• **Task requirements**:
Copy the lines below that contain "sand".

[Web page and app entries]
-- Opening Marker --

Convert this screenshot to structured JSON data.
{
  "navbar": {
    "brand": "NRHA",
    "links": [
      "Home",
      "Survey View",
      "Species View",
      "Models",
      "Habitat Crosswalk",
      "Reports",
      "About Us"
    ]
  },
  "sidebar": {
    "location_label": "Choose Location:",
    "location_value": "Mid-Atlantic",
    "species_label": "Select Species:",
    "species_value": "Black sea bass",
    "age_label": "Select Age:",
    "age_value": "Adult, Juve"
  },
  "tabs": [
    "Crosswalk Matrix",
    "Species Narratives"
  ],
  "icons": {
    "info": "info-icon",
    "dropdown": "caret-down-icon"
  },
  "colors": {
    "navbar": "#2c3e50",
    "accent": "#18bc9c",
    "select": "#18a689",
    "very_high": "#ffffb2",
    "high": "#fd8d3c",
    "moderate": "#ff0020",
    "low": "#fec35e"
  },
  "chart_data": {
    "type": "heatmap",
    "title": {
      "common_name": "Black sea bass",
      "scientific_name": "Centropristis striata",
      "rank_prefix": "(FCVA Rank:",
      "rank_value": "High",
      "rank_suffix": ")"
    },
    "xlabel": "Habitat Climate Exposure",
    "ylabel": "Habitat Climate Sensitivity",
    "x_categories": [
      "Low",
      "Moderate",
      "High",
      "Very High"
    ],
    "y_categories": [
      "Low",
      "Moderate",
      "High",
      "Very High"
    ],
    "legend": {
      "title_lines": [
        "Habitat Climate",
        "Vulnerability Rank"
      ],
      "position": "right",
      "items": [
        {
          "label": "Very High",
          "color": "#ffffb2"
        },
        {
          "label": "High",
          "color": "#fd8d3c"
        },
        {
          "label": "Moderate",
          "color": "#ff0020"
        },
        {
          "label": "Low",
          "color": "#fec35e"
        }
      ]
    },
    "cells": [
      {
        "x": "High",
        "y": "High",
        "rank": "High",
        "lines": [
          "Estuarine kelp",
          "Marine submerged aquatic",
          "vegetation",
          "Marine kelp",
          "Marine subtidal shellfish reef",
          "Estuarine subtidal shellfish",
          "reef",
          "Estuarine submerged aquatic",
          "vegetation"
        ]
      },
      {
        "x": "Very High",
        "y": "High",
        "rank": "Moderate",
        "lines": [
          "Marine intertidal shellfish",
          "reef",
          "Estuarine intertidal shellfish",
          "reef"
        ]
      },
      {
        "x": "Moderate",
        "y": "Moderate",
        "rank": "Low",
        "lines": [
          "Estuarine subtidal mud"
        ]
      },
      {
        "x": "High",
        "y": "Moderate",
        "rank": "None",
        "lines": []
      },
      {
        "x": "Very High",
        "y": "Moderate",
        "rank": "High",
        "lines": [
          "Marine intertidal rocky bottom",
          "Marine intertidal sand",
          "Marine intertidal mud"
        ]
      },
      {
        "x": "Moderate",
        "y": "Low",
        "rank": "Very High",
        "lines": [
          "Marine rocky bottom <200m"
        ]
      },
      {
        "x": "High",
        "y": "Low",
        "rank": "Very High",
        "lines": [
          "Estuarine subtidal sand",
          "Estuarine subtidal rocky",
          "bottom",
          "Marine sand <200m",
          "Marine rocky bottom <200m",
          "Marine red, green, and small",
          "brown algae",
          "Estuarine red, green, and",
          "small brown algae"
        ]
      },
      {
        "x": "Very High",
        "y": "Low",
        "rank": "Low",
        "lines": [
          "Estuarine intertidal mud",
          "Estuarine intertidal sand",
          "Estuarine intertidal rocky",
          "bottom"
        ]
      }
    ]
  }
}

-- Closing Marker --

• **Response area**:
          "Marine intertidal sand",
          "Estuarine subtidal sand",
          "Marine sand <200m",
          "Estuarine intertidal sand",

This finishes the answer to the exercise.